I tend to feel that to ‘love existence’ (embracing life, so to speak) a person must be aware and know the ‘dread’. This is because of the phenomena of polarity. That is, dread and love are like opposites and compliment each other as well as keep each other in balance. It seems to me that to ‘love’ requires an awareness of dread. But to dread a person does not necessarily need be be aware of ‘love’. This is because dread comes first. As I said above, dread is like the soil. ‘Love’ would be the plant or tree that is grown in the soil called dread. Like any plant or tree, it needs to be grown. If a person does not allow something to grow in the soil then nothing grows. As a result, if nothing is growing then all there is there is the soil or dread. Because ‘love’ is cultivated it comes after the dread and requires effort cultivating. As a result, ‘love’ is more of an achievement whereas dread is naturally appearing, its always there. This is one reason, I suppose, why we are often so quick to fear, despair, and worry. We must remember that if we do not cultivate the ‘garden’ (‘love’) then all there is left is the soil (‘dread’).
I’ve found that dread often creates an incredible sense of loneliness. When confronting dread one is truly alone in the world for, when we are here, we sense our self and existence – truly the ‘great loneliness’. But in this aloneness we confront ourselves and existence, not always an easy task. In many ways, it takes tremendous courage to perform this, I think.
Feeling dread fully, I think, also tends to make a person weep or cry. It can cause great ache and pain in a person. In fact, it seems to me that dread causes a natural ache and pain in a person. This is normal and should not be avoided. Unstead, it should be embraced and accepted. My feelings is that the tendency to weep or cry should be expressed. In other words, it shouldn’t be withheld or prevented. There is nothing wrong with weeping or crying if one is compelled to do it. In fact, I consider it very important. Why? Because it is a form of expression. Only in expression can the full weight of passion be felt.
I also have this tendency to think that dread, as I descrbed it, is felt primarily in the male. To this day, I have never seen it displayed in the female. My feelings are that dread is part of the male traits because it is the male who looks out and confronts nature.

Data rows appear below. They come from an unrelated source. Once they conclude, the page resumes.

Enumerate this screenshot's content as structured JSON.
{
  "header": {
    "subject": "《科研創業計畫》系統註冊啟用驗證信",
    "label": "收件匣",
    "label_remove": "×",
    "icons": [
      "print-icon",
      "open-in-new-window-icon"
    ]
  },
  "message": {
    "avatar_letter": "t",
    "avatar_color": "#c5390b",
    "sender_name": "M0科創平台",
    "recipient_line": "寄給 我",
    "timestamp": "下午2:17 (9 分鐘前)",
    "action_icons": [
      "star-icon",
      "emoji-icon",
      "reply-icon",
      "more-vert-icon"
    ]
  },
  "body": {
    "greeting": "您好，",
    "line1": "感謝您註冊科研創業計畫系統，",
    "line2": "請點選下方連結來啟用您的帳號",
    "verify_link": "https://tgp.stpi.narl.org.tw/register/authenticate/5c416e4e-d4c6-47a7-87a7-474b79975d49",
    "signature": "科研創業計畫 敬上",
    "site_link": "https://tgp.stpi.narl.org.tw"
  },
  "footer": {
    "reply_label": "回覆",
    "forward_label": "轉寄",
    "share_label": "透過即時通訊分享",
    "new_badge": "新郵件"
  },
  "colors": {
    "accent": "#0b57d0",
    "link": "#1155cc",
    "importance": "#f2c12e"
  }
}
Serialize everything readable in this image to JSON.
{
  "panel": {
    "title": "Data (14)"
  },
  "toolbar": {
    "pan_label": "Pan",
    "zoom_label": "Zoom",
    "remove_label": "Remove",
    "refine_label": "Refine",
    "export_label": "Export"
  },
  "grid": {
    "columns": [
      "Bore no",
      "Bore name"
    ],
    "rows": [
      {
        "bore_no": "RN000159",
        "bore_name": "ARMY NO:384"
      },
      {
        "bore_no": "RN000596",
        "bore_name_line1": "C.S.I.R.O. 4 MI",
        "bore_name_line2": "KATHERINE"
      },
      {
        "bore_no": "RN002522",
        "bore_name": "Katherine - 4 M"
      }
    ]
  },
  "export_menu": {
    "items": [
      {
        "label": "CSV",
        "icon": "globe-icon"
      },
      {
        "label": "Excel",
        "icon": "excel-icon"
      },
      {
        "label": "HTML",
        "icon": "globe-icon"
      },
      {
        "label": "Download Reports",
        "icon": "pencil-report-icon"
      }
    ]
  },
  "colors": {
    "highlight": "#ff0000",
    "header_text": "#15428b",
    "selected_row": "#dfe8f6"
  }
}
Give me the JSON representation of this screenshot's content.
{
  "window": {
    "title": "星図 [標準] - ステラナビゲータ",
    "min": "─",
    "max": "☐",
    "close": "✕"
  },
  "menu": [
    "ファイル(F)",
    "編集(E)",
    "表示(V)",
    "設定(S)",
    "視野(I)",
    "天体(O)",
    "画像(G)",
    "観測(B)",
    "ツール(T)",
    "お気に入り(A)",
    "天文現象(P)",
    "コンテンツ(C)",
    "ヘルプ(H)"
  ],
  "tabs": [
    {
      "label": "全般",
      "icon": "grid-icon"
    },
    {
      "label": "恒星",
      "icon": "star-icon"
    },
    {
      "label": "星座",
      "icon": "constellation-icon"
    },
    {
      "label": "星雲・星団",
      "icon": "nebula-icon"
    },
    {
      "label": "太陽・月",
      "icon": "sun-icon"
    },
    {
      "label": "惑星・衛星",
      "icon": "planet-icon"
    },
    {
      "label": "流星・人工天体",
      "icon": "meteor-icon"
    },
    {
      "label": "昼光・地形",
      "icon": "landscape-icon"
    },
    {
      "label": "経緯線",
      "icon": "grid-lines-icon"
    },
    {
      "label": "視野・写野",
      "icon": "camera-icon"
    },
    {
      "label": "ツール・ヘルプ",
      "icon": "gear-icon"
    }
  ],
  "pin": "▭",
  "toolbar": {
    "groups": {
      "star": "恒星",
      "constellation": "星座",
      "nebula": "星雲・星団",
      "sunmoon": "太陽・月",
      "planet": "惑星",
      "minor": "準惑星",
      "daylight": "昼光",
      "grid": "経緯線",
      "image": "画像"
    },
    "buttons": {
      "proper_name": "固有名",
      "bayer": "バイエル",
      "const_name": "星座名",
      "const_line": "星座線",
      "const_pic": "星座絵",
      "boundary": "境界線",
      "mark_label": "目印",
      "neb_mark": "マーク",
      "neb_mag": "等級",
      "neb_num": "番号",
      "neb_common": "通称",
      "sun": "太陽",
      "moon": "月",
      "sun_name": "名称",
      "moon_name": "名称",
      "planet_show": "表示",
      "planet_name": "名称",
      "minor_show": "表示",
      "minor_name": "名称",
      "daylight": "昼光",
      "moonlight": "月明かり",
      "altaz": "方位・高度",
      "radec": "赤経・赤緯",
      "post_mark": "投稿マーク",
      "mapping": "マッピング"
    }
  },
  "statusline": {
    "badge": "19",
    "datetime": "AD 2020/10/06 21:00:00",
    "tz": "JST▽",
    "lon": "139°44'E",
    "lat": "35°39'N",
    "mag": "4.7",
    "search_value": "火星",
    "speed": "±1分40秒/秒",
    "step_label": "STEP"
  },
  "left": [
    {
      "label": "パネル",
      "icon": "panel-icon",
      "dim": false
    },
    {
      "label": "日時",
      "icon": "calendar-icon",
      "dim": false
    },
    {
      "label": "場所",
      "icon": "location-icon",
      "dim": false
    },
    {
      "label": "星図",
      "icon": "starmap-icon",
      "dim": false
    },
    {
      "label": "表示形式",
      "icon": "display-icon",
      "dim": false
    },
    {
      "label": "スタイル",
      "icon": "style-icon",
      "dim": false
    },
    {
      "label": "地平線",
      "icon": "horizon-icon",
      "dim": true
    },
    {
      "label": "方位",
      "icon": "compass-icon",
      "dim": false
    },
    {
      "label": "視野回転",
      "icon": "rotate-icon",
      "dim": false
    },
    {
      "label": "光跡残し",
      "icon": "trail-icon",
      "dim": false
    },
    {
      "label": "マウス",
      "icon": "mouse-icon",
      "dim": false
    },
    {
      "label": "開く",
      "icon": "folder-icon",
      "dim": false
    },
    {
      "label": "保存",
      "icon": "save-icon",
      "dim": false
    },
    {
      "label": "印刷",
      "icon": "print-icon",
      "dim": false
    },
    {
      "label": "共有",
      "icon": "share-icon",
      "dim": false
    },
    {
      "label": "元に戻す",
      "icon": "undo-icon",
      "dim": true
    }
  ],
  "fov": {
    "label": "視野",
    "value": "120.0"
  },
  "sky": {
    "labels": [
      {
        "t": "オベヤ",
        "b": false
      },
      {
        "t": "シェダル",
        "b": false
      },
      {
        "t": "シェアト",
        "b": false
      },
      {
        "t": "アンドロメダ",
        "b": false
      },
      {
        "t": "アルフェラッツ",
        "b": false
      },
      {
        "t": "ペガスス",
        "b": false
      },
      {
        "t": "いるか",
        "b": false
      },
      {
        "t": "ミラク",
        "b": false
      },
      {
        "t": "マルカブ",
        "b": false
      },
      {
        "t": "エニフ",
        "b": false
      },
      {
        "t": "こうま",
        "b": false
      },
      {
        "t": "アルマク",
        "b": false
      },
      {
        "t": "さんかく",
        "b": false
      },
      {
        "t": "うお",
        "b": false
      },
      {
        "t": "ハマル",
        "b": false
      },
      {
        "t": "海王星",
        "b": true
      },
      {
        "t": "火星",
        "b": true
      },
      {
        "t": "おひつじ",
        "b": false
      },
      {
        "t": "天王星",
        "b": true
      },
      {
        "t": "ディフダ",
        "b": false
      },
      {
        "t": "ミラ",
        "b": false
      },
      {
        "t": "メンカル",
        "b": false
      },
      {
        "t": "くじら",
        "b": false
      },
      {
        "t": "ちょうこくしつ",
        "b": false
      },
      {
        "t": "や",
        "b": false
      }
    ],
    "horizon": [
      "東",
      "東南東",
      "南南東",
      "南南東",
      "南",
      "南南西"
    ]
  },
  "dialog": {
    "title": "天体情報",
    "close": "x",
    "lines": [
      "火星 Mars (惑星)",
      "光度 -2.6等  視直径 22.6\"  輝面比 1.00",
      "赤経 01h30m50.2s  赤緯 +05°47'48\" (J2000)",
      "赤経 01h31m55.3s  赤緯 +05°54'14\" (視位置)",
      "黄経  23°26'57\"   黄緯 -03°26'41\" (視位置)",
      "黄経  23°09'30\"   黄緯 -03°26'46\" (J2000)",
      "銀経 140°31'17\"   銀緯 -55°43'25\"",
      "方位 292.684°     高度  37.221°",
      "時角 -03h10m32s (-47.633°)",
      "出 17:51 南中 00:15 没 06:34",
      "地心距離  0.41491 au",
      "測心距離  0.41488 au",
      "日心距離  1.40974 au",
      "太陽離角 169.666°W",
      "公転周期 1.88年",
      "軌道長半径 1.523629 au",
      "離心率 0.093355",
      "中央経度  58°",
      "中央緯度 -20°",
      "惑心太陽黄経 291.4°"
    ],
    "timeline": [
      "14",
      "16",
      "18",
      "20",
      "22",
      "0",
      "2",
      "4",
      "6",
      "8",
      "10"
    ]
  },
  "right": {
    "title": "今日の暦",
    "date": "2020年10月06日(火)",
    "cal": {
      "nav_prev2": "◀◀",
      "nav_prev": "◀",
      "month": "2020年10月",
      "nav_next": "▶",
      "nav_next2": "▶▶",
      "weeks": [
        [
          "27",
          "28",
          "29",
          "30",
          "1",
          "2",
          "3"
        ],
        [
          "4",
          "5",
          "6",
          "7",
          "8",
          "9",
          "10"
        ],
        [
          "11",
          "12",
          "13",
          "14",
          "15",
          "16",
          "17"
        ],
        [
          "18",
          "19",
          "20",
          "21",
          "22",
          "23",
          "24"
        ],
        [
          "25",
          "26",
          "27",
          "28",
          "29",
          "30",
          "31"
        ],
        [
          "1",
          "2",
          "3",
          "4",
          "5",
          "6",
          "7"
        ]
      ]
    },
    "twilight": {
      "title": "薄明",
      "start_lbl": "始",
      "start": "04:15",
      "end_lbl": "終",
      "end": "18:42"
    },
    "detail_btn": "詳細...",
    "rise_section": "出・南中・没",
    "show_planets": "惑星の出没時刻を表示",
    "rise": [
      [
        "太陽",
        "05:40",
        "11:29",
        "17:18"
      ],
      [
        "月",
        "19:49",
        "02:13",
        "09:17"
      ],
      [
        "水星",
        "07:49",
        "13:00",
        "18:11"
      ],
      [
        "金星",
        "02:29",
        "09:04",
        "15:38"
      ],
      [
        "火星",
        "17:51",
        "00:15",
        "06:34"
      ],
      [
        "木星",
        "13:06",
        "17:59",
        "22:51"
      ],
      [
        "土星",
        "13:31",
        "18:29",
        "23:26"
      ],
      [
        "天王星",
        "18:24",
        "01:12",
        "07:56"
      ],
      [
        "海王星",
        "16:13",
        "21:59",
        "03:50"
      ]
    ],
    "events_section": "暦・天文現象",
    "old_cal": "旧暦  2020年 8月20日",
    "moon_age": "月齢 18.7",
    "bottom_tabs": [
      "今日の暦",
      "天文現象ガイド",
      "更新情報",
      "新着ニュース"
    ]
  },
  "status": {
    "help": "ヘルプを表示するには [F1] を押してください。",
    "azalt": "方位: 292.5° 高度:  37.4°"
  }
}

Even though we live in civilization humanity we are ‘designed’ to live in the wild. Because of this, we are still ‘programed’ for that. If we lived in the wild it is the male who would be the one looking out into nature, confronting it, dealing with it, and trying to live with it. He will be the one who walks out into it to hunt, look for things, and so on. He will be the one confronting the ‘horror’ and danger of nature. As a result, the male is the one that nature has endowed with the strongest sense of ‘dread’. It seems very lacking in the female.
Looking at it overall, dread seems to be a sensation created by the need to preserve oneself against the threats of life. In so doing it creates a number of strong senses:
- A sense of self.
- A sense of being-in-the-world
- A sense of mystery in life.
- An increased sense of awareness.
All these senses create a sense of ‘beingness-in-the-world’ which, therefore, are critical when trying to be aware of life and to grow in life. It shows that dread is critical for being a person in the world as well as developing as a person in that world.